Aim of the exercise
Please reproduce the listing in its entirety, exactly as shown.

··· Excerpted data

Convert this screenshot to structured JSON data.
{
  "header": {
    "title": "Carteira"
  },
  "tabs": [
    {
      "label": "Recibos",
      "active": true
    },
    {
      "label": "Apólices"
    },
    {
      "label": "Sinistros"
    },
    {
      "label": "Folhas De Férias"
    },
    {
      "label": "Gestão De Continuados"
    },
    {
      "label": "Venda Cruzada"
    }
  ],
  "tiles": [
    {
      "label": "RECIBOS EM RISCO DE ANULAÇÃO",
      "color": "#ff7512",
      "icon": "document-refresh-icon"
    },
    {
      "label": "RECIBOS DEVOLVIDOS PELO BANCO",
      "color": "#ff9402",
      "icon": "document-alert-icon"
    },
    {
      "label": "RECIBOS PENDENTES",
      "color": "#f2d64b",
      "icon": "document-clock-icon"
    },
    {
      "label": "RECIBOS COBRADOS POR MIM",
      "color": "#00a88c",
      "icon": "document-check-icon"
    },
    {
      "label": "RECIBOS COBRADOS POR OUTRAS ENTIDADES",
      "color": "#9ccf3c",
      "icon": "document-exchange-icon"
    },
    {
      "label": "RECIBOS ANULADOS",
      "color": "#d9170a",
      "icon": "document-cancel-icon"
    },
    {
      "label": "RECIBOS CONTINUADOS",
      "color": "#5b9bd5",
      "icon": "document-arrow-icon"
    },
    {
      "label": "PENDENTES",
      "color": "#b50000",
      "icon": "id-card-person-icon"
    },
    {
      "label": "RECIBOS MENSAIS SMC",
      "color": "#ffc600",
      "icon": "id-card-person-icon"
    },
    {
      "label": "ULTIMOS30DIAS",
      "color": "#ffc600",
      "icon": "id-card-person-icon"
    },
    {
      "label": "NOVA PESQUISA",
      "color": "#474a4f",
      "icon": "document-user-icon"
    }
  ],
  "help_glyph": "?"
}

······

Answer to the problem
Convert this screenshot to structured JSON data.
{
  "header": {
    "title": "Carteira"
  },
  "tabs": [
    {
      "label": "Recibos",
      "active": true
    },
    {
      "label": "Apólices"
    },
    {
      "label": "Sinistros"
    },
    {
      "label": "Folhas De Férias"
    },
    {
      "label": "Gestão De Continuados"
    },
    {
      "label": "Venda Cruzada"
    }
  ],
  "tiles": [
    {
      "label": "RECIBOS EM RISCO DE ANULAÇÃO",
      "color": "#ff7512",
      "icon": "document-refresh-icon"
    },
    {
      "label": "RECIBOS DEVOLVIDOS PELO BANCO",
      "color": "#ff9402",
      "icon": "document-alert-icon"
    },
    {
      "label": "RECIBOS PENDENTES",
      "color": "#f2d64b",
      "icon": "document-clock-icon"
    },
    {
      "label": "RECIBOS COBRADOS POR MIM",
      "color": "#00a88c",
      "icon": "document-check-icon"
    },
    {
      "label": "RECIBOS COBRADOS POR OUTRAS ENTIDADES",
      "color": "#9ccf3c",
      "icon": "document-exchange-icon"
    },
    {
      "label": "RECIBOS ANULADOS",
      "color": "#d9170a",
      "icon": "document-cancel-icon"
    },
    {
      "label": "RECIBOS CONTINUADOS",
      "color": "#5b9bd5",
      "icon": "document-arrow-icon"
    },
    {
      "label": "PENDENTES",
      "color": "#b50000",
      "icon": "id-card-person-icon"
    },
    {
      "label": "RECIBOS MENSAIS SMC",
      "color": "#ffc600",
      "icon": "id-card-person-icon"
    },
    {
      "label": "ULTIMOS30DIAS",
      "color": "#ffc600",
      "icon": "id-card-person-icon"
    },
    {
      "label": "NOVA PESQUISA",
      "color": "#474a4f",
      "icon": "document-user-icon"
    }
  ],
  "help_glyph": "?"
}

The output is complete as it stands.